A further irony: the anti-ABOR measure was officially sponsored and supported in the business meeting by Historians Against the War (HAW), a group of mostly leftist historians united in their opposition to the Iraq War.

Although the AHA expressed concerns about the Academic Bill of Rights, it rejected an opportunity to condemn left-wing restrictions on the First Amendment – even though PC campus “speech codes” have been found unconstitutional in the past. David T. Beito, a libertarian Associate Professor of History at the University of Alabama (and HAW member), offered an alternate resolution condemning both the ABOR and campus speech codes. Ralph Luker and Robert K.C. Johnson supported him, to no avail. In a blog announcing his measure’s defeat, Beito noted there is “some justification” that “that the AHA subscribes to a double standard of ‘academic freedom for me but not thee.’”

David Horowitz would have expected nothing else from this historical collection of leftists:

I'm not surprised the AHA refused to condemn speech codes, which are clear violations of the First Amendment. This shows the hypocrisy of the organization's claims to principle. The AHA resolution begins with a premise that is patently false – the Academic Bill of Rights would not give government the power over curriculum, course content and/or faculty personnel decisions, as the resolution claims. In fact, the Academic Bill of Rights specifically and explicitly forbids the hiring, firing, promotion, or denial of promotion of any professor for political/ideological reasons. The AHA resolution then proceeds to an even more outrageously false claim, viz., that the Academic Bill of Rights would “impose political criteria in areas of educational policy.” I will give $10,000 to the first member of the AHA who can cite a single sentence in the Academic Bill of Rights that would do this. Are these historians? Can they read English? The AHA resolution is a pathetic display of ideological prejudice on the part of the small minority of apparently hysterical academics who attended the AHA business meeting to vote on this matter, and fully justifies the concerns that led to the drafting of the Academic Bill of Rights in the first place.

The AHA’s position is even more transparently partisan, since just 366 days ago it drafted a statement nearly identical in approach to the Academic Bill of Rights. Its “Statement on Standards of Professional Conduct” declares a professor’s political or religious views should never result in:

the persistent intrusion of material unrelated to the subject of the course. Furthermore, teachers should be mindful that students and other audience members have the right to disagree with a given interpretation or point of view. Students should be made aware of multiple causes and varying interpretations. Within the bounds of the historical topic being studied, the free expression of legitimate differences of opinion should always be a goal. Teachers should judge students’ work on merit alone.

The AHA statements adds, “Integrity in teaching means presenting competing interpretations with fairness and intellectual honesty.” Just as the ABOR demands.
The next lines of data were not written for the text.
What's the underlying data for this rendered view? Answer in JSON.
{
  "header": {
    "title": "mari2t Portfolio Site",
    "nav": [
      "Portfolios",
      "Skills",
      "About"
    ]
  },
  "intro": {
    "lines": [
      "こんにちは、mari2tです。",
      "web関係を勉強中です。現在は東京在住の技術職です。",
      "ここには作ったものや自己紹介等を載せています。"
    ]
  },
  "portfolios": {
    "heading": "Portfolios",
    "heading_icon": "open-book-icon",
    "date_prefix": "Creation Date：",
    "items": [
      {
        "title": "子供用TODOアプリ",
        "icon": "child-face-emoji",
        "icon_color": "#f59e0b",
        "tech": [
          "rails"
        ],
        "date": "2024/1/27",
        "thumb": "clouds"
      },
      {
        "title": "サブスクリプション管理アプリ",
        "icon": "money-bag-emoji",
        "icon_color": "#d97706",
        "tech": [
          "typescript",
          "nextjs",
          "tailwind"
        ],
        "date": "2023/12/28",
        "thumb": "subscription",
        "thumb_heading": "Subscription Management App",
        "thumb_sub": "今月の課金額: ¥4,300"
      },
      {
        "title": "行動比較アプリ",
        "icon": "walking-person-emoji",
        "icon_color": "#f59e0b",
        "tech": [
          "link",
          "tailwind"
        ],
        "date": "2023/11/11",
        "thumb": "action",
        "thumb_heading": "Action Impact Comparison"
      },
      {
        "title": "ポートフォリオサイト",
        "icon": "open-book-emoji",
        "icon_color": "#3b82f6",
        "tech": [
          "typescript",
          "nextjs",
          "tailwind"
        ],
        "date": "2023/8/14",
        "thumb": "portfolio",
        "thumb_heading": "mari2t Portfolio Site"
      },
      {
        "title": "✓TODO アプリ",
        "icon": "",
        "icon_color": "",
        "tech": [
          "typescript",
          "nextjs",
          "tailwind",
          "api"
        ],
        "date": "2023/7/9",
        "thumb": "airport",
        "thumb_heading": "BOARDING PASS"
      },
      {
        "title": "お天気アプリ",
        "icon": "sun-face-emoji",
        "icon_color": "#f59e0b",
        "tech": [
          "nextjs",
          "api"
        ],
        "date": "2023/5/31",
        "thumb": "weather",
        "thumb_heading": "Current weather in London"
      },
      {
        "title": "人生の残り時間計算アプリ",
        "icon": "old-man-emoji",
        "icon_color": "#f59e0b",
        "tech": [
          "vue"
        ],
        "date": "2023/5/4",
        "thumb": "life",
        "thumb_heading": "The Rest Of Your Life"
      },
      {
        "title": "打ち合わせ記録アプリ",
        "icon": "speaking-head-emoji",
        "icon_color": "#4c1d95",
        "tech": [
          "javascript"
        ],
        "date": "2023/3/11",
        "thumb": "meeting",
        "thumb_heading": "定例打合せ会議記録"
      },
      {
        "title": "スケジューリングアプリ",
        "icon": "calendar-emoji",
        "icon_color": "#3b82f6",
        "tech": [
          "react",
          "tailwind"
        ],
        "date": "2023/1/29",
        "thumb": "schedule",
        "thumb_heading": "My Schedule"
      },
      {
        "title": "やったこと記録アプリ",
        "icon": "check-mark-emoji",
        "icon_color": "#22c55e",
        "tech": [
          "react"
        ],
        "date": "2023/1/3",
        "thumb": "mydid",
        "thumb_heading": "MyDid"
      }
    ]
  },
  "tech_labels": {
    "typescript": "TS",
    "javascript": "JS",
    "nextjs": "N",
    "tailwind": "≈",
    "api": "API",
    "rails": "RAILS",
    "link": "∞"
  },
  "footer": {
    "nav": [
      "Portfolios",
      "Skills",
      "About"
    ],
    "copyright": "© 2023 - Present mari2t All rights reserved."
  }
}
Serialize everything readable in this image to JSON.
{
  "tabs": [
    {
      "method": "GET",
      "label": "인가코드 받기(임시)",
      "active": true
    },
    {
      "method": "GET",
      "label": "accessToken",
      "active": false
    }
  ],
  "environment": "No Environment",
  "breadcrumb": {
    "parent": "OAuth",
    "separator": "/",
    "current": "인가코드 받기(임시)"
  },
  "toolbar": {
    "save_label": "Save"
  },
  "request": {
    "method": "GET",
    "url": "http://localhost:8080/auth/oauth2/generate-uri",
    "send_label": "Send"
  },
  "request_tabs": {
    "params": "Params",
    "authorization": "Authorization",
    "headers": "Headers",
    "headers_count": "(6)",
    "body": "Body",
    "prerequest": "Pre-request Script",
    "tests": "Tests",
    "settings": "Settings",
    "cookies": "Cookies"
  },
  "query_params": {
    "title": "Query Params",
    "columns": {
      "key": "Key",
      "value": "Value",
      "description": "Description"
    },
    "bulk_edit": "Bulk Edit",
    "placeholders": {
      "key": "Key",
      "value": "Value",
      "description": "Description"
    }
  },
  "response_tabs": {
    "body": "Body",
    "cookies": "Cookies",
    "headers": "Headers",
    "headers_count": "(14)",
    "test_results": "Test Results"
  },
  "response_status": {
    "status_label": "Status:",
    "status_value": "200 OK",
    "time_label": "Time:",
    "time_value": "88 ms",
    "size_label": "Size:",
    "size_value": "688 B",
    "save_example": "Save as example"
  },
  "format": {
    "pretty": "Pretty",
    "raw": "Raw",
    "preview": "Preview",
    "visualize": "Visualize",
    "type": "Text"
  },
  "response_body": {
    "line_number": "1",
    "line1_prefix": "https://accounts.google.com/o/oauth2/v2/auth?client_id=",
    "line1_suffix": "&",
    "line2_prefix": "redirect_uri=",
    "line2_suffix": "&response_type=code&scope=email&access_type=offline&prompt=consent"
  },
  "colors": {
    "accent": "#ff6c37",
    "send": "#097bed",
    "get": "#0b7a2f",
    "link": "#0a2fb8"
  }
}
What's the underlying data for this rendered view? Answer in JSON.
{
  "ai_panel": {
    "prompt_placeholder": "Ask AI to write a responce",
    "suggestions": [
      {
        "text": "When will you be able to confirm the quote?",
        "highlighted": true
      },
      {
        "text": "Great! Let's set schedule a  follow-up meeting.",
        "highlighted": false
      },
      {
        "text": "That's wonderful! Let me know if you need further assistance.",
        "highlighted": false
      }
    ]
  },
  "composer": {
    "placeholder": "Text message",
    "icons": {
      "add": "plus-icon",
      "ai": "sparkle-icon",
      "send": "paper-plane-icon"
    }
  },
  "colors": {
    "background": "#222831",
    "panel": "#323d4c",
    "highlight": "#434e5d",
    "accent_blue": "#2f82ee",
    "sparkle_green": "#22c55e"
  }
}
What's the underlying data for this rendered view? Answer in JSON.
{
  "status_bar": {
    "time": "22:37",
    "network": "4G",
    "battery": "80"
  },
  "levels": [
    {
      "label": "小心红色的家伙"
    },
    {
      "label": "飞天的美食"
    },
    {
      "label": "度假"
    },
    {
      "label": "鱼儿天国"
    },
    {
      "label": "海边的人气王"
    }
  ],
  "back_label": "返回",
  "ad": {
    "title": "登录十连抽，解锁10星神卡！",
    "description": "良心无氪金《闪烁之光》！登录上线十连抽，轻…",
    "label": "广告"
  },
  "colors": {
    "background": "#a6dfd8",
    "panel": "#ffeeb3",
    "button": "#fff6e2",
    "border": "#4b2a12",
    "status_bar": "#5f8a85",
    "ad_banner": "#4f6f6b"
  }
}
The AHA’s new, anti-freedom resolution defies the academic guidelines and standards it adopted in its recent past in order to protect its members’ perceived right to indoctrinate impressionable young minds, under the guise of education.

This resolution comes as the Academic Left faces unprecedented pressure during the first-ever hearings investigating the state of academic freedom on state campuses, in this case in the state of Pennsylvania. The hearings take place today and tomorrow at Temple University in Philadelphia. David Horowitz will testify at these hearings tomorrow.

…And unlike his opponents, he’s shown he’s willing to put his money where his mouth is.

This article first appeared at frontpagemag.com.